▶ [WHAT TO WORK ON]
Copy the records below character for character.

▶ [SUPPLIED MATERIAL]
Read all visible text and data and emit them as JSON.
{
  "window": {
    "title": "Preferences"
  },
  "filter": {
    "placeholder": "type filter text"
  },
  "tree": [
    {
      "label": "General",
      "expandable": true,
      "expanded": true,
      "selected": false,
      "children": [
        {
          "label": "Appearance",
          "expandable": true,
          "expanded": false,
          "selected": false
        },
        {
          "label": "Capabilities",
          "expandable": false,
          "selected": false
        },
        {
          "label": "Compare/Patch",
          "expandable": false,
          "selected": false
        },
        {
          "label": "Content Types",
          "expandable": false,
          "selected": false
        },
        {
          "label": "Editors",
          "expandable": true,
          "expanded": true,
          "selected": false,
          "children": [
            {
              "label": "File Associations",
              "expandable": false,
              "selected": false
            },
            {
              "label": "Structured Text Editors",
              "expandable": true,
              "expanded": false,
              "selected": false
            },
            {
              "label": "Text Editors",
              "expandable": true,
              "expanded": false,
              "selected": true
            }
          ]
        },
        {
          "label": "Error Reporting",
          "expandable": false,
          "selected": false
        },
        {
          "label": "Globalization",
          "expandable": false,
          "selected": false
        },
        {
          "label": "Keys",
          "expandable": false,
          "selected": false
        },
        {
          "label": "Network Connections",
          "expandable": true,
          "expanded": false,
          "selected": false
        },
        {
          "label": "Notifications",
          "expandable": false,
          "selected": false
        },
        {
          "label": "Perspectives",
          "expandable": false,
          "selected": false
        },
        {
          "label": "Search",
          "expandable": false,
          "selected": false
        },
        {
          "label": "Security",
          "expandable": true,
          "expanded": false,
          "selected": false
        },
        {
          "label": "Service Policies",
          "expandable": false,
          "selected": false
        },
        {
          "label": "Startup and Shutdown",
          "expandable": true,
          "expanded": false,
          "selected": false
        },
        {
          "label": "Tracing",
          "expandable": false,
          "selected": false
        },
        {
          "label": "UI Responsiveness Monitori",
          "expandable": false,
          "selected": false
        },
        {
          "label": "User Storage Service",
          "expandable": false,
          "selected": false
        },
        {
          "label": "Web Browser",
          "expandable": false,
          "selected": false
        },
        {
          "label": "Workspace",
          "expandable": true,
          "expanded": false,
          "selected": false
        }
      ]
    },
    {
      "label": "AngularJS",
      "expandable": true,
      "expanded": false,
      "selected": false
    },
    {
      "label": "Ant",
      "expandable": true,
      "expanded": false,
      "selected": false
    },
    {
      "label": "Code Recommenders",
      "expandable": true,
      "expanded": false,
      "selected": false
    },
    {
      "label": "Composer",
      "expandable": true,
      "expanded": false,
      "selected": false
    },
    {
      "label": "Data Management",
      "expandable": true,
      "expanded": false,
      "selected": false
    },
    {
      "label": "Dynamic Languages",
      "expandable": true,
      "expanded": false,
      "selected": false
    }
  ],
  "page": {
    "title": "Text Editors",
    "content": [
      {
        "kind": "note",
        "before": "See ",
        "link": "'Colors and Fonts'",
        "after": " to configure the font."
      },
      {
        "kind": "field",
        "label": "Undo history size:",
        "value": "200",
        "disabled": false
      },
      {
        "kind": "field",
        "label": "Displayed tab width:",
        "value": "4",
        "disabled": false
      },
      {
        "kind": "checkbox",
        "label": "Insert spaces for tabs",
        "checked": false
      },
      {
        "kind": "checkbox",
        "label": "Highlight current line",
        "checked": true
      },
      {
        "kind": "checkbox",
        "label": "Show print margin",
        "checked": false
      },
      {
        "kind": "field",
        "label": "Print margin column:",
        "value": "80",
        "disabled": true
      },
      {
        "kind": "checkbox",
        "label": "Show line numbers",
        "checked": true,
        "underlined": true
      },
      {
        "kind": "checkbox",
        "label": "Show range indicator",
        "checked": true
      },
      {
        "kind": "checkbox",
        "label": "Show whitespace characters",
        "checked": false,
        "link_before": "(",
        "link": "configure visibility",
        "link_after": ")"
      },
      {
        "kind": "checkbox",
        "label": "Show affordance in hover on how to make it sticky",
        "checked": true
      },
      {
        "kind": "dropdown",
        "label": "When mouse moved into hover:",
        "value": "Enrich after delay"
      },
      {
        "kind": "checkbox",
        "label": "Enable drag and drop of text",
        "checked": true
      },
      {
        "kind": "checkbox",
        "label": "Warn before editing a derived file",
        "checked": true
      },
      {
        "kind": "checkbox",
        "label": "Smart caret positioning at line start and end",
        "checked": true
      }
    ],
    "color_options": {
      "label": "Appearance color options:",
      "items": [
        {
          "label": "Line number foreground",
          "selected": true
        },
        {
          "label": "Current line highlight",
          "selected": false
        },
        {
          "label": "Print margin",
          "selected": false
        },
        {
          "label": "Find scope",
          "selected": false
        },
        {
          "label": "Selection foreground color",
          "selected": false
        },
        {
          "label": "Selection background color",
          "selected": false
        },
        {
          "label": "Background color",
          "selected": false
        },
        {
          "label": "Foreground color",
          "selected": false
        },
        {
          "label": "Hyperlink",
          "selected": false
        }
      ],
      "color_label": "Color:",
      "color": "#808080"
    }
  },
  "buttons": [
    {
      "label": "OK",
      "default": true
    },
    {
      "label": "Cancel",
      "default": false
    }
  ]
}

▶ [ANSWER SPACE]
Read all visible text and data and emit them as JSON.
{
  "window": {
    "title": "Preferences"
  },
  "filter": {
    "placeholder": "type filter text"
  },
  "tree": [
    {
      "label": "General",
      "expandable": true,
      "expanded": true,
      "selected": false,
      "children": [
        {
          "label": "Appearance",
          "expandable": true,
          "expanded": false,
          "selected": false
        },
        {
          "label": "Capabilities",
          "expandable": false,
          "selected": false
        },
        {
          "label": "Compare/Patch",
          "expandable": false,
          "selected": false
        },
        {
          "label": "Content Types",
          "expandable": false,
          "selected": false
        },
        {
          "label": "Editors",
          "expandable": true,
          "expanded": true,
          "selected": false,
          "children": [
            {
              "label": "File Associations",
              "expandable": false,
              "selected": false
            },
            {
              "label": "Structured Text Editors",
              "expandable": true,
              "expanded": false,
              "selected": false
            },
            {
              "label": "Text Editors",
              "expandable": true,
              "expanded": false,
              "selected": true
            }
          ]
        },
        {
          "label": "Error Reporting",
          "expandable": false,
          "selected": false
        },
        {
          "label": "Globalization",
          "expandable": false,
          "selected": false
        },
        {
          "label": "Keys",
          "expandable": false,
          "selected": false
        },
        {
          "label": "Network Connections",
          "expandable": true,
          "expanded": false,
          "selected": false
        },
        {
          "label": "Notifications",
          "expandable": false,
          "selected": false
        },
        {
          "label": "Perspectives",
          "expandable": false,
          "selected": false
        },
        {
          "label": "Search",
          "expandable": false,
          "selected": false
        },
        {
          "label": "Security",
          "expandable": true,
          "expanded": false,
          "selected": false
        },
        {
          "label": "Service Policies",
          "expandable": false,
          "selected": false
        },
        {
          "label": "Startup and Shutdown",
          "expandable": true,
          "expanded": false,
          "selected": false
        },
        {
          "label": "Tracing",
          "expandable": false,
          "selected": false
        },
        {
          "label": "UI Responsiveness Monitori",
          "expandable": false,
          "selected": false
        },
        {
          "label": "User Storage Service",
          "expandable": false,
          "selected": false
        },
        {
          "label": "Web Browser",
          "expandable": false,
          "selected": false
        },
        {
          "label": "Workspace",
          "expandable": true,
          "expanded": false,
          "selected": false
        }
      ]
    },
    {
      "label": "AngularJS",
      "expandable": true,
      "expanded": false,
      "selected": false
    },
    {
      "label": "Ant",
      "expandable": true,
      "expanded": false,
      "selected": false
    },
    {
      "label": "Code Recommenders",
      "expandable": true,
      "expanded": false,
      "selected": false
    },
    {
      "label": "Composer",
      "expandable": true,
      "expanded": false,
      "selected": false
    },
    {
      "label": "Data Management",
      "expandable": true,
      "expanded": false,
      "selected": false
    },
    {
      "label": "Dynamic Languages",
      "expandable": true,
      "expanded": false,
      "selected": false
    }
  ],
  "page": {
    "title": "Text Editors",
    "content": [
      {
        "kind": "note",
        "before": "See ",
        "link": "'Colors and Fonts'",
        "after": " to configure the font."
      },
      {
        "kind": "field",
        "label": "Undo history size:",
        "value": "200",
        "disabled": false
      },
      {
        "kind": "field",
        "label": "Displayed tab width:",
        "value": "4",
        "disabled": false
      },
      {
        "kind": "checkbox",
        "label": "Insert spaces for tabs",
        "checked": false
      },
      {
        "kind": "checkbox",
        "label": "Highlight current line",
        "checked": true
      },
      {
        "kind": "checkbox",
        "label": "Show print margin",
        "checked": false
      },
      {
        "kind": "field",
        "label": "Print margin column:",
        "value": "80",
        "disabled": true
      },
      {
        "kind": "checkbox",
        "label": "Show line numbers",
        "checked": true,
        "underlined": true
      },
      {
        "kind": "checkbox",
        "label": "Show range indicator",
        "checked": true
      },
      {
        "kind": "checkbox",
        "label": "Show whitespace characters",
        "checked": false,
        "link_before": "(",
        "link": "configure visibility",
        "link_after": ")"
      },
      {
        "kind": "checkbox",
        "label": "Show affordance in hover on how to make it sticky",
        "checked": true
      },
      {
        "kind": "dropdown",
        "label": "When mouse moved into hover:",
        "value": "Enrich after delay"
      },
      {
        "kind": "checkbox",
        "label": "Enable drag and drop of text",
        "checked": true
      },
      {
        "kind": "checkbox",
        "label": "Warn before editing a derived file",
        "checked": true
      },
      {
        "kind": "checkbox",
        "label": "Smart caret positioning at line start and end",
        "checked": true
      }
    ],
    "color_options": {
      "label": "Appearance color options:",
      "items": [
        {
          "label": "Line number foreground",
          "selected": true
        },
        {
          "label": "Current line highlight",
          "selected": false
        },
        {
          "label": "Print margin",
          "selected": false
        },
        {
          "label": "Find scope",
          "selected": false
        },
        {
          "label": "Selection foreground color",
          "selected": false
        },
        {
          "label": "Selection background color",
          "selected": false
        },
        {
          "label": "Background color",
          "selected": false
        },
        {
          "label": "Foreground color",
          "selected": false
        },
        {
          "label": "Hyperlink",
          "selected": false
        }
      ],
      "color_label": "Color:",
      "color": "#808080"
    }
  },
  "buttons": [
    {
      "label": "OK",
      "default": true
    },
    {
      "label": "Cancel",
      "default": false
    }
  ]
}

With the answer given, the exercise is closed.